Here’s another telling quote from the Province piece – when asked if he thought Rypien’s actions were “defensible,” Canucks GM Mike Gillis said “I’m not going to answer that.”
So we’ve basically determined that Rick Rypien had no business doing what he did – even if the fan that he tried to attack made a snide remark. Let’s move on to what will happen suspension wise…
The Vancouver Sun says the league should throw the book at him! Iain MacIntyre says Rypien is a good kid, but there is nothing to justify his actions – adding that fans should never be the outlet for a player’s anger.
ESPN's Pierre LeBrun says Rypien will likely “feel the wrath” of the NHL’s justice system as commissioner Gary Bettman “does not tolerate” altercations between players or personnel and fans.
LeBrun says we could see a hefty suspension because the league doesn’t have to worry about sidelining a star or a well-known player, given that Rypien is just a “no-name, rugged checker.”
If you ask me, there’s no excuse for trying to beat up a kid in the stands even if he gets in your face (which doesn’t seem to have been the case). If it takes a big “statement” suspension to remind players not to do what Rypien did, so be it.
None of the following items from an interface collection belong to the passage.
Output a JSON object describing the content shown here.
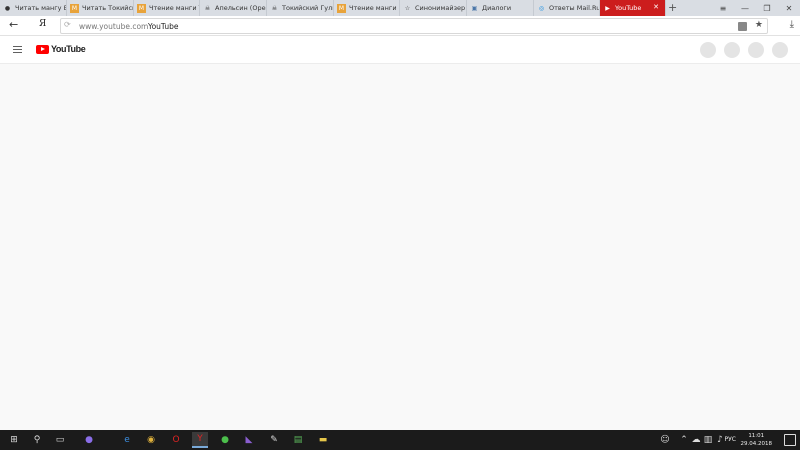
{
  "tabs": [
    {
      "label": "Читать мангу Ва",
      "icon": "globe-icon",
      "glyph": "●",
      "color": "#333333"
    },
    {
      "label": "Читать Токийск",
      "icon": "manga-m-icon",
      "glyph": "M",
      "color": "#e8a33a"
    },
    {
      "label": "Чтение манги Т",
      "icon": "manga-m-icon",
      "glyph": "M",
      "color": "#e8a33a"
    },
    {
      "label": "Апельсин (Оре",
      "icon": "skull-icon",
      "glyph": "☠",
      "color": "#555555"
    },
    {
      "label": "Токийский Гуль",
      "icon": "skull-icon",
      "glyph": "☠",
      "color": "#555555"
    },
    {
      "label": "Чтение манги Б",
      "icon": "manga-m-icon",
      "glyph": "M",
      "color": "#e8a33a"
    },
    {
      "label": "Синонимайзер",
      "icon": "star-icon",
      "glyph": "☆",
      "color": "#333333"
    },
    {
      "label": "Диалоги",
      "icon": "chat-icon",
      "glyph": "▣",
      "color": "#4a76a8"
    },
    {
      "label": "Ответы Mail.Ru",
      "icon": "mailru-icon",
      "glyph": "◎",
      "color": "#168de2"
    },
    {
      "label": "YouTube",
      "icon": "youtube-icon",
      "glyph": "▶",
      "color": "#ffffff",
      "active": true
    }
  ],
  "window_controls": [
    "≡",
    "—",
    "❐",
    "✕"
  ],
  "address": {
    "back": "←",
    "browser_logo": "Я",
    "domain": "www.youtube.com",
    "title": "YouTube"
  },
  "youtube": {
    "logo_text": "YouTube"
  },
  "taskbar": {
    "time": "11:01",
    "date": "29.04.2018",
    "lang": "РУС"
  },
  "colors": {
    "tab_active": "#cc1d1d",
    "youtube_red": "#ff0000",
    "taskbar": "#1b1b1b"
  }
}
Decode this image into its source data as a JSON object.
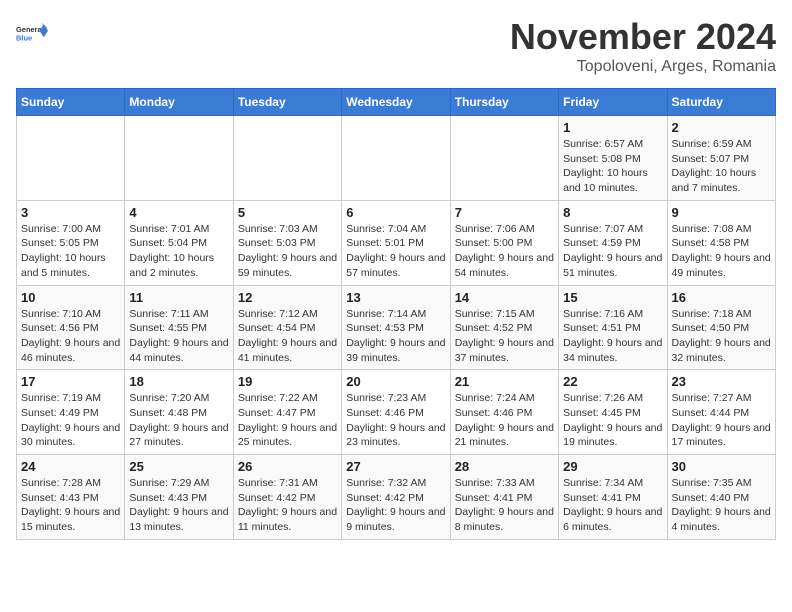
{
  "header": {
    "logo_general": "General",
    "logo_blue": "Blue",
    "month": "November 2024",
    "location": "Topoloveni, Arges, Romania"
  },
  "days_of_week": [
    "Sunday",
    "Monday",
    "Tuesday",
    "Wednesday",
    "Thursday",
    "Friday",
    "Saturday"
  ],
  "weeks": [
    [
      {
        "day": "",
        "info": ""
      },
      {
        "day": "",
        "info": ""
      },
      {
        "day": "",
        "info": ""
      },
      {
        "day": "",
        "info": ""
      },
      {
        "day": "",
        "info": ""
      },
      {
        "day": "1",
        "info": "Sunrise: 6:57 AM\nSunset: 5:08 PM\nDaylight: 10 hours and 10 minutes."
      },
      {
        "day": "2",
        "info": "Sunrise: 6:59 AM\nSunset: 5:07 PM\nDaylight: 10 hours and 7 minutes."
      }
    ],
    [
      {
        "day": "3",
        "info": "Sunrise: 7:00 AM\nSunset: 5:05 PM\nDaylight: 10 hours and 5 minutes."
      },
      {
        "day": "4",
        "info": "Sunrise: 7:01 AM\nSunset: 5:04 PM\nDaylight: 10 hours and 2 minutes."
      },
      {
        "day": "5",
        "info": "Sunrise: 7:03 AM\nSunset: 5:03 PM\nDaylight: 9 hours and 59 minutes."
      },
      {
        "day": "6",
        "info": "Sunrise: 7:04 AM\nSunset: 5:01 PM\nDaylight: 9 hours and 57 minutes."
      },
      {
        "day": "7",
        "info": "Sunrise: 7:06 AM\nSunset: 5:00 PM\nDaylight: 9 hours and 54 minutes."
      },
      {
        "day": "8",
        "info": "Sunrise: 7:07 AM\nSunset: 4:59 PM\nDaylight: 9 hours and 51 minutes."
      },
      {
        "day": "9",
        "info": "Sunrise: 7:08 AM\nSunset: 4:58 PM\nDaylight: 9 hours and 49 minutes."
      }
    ],
    [
      {
        "day": "10",
        "info": "Sunrise: 7:10 AM\nSunset: 4:56 PM\nDaylight: 9 hours and 46 minutes."
      },
      {
        "day": "11",
        "info": "Sunrise: 7:11 AM\nSunset: 4:55 PM\nDaylight: 9 hours and 44 minutes."
      },
      {
        "day": "12",
        "info": "Sunrise: 7:12 AM\nSunset: 4:54 PM\nDaylight: 9 hours and 41 minutes."
      },
      {
        "day": "13",
        "info": "Sunrise: 7:14 AM\nSunset: 4:53 PM\nDaylight: 9 hours and 39 minutes."
      },
      {
        "day": "14",
        "info": "Sunrise: 7:15 AM\nSunset: 4:52 PM\nDaylight: 9 hours and 37 minutes."
      },
      {
        "day": "15",
        "info": "Sunrise: 7:16 AM\nSunset: 4:51 PM\nDaylight: 9 hours and 34 minutes."
      },
      {
        "day": "16",
        "info": "Sunrise: 7:18 AM\nSunset: 4:50 PM\nDaylight: 9 hours and 32 minutes."
      }
    ],
    [
      {
        "day": "17",
        "info": "Sunrise: 7:19 AM\nSunset: 4:49 PM\nDaylight: 9 hours and 30 minutes."
      },
      {
        "day": "18",
        "info": "Sunrise: 7:20 AM\nSunset: 4:48 PM\nDaylight: 9 hours and 27 minutes."
      },
      {
        "day": "19",
        "info": "Sunrise: 7:22 AM\nSunset: 4:47 PM\nDaylight: 9 hours and 25 minutes."
      },
      {
        "day": "20",
        "info": "Sunrise: 7:23 AM\nSunset: 4:46 PM\nDaylight: 9 hours and 23 minutes."
      },
      {
        "day": "21",
        "info": "Sunrise: 7:24 AM\nSunset: 4:46 PM\nDaylight: 9 hours and 21 minutes."
      },
      {
        "day": "22",
        "info": "Sunrise: 7:26 AM\nSunset: 4:45 PM\nDaylight: 9 hours and 19 minutes."
      },
      {
        "day": "23",
        "info": "Sunrise: 7:27 AM\nSunset: 4:44 PM\nDaylight: 9 hours and 17 minutes."
      }
    ],
    [
      {
        "day": "24",
        "info": "Sunrise: 7:28 AM\nSunset: 4:43 PM\nDaylight: 9 hours and 15 minutes."
      },
      {
        "day": "25",
        "info": "Sunrise: 7:29 AM\nSunset: 4:43 PM\nDaylight: 9 hours and 13 minutes."
      },
      {
        "day": "26",
        "info": "Sunrise: 7:31 AM\nSunset: 4:42 PM\nDaylight: 9 hours and 11 minutes."
      },
      {
        "day": "27",
        "info": "Sunrise: 7:32 AM\nSunset: 4:42 PM\nDaylight: 9 hours and 9 minutes."
      },
      {
        "day": "28",
        "info": "Sunrise: 7:33 AM\nSunset: 4:41 PM\nDaylight: 9 hours and 8 minutes."
      },
      {
        "day": "29",
        "info": "Sunrise: 7:34 AM\nSunset: 4:41 PM\nDaylight: 9 hours and 6 minutes."
      },
      {
        "day": "30",
        "info": "Sunrise: 7:35 AM\nSunset: 4:40 PM\nDaylight: 9 hours and 4 minutes."
      }
    ]
  ]
}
On the other hand, he’s just a guy who had a mad minute – locking him up and throwing away the key doesn’t really seem like a great idea either. After all, players got away with much worse back in the old days.
To be honest, I’m a little more shocked at the way he interacted with the linesman – players should not be latched onto an official like that, no matter how mad they are.
What do you think? Should the NHL throw the book at Rypien, or should he sit for a few games and call it even?
- - - - - - - - - -
UPDATE: The league has suspended Rypien indefinitely pending a hearing.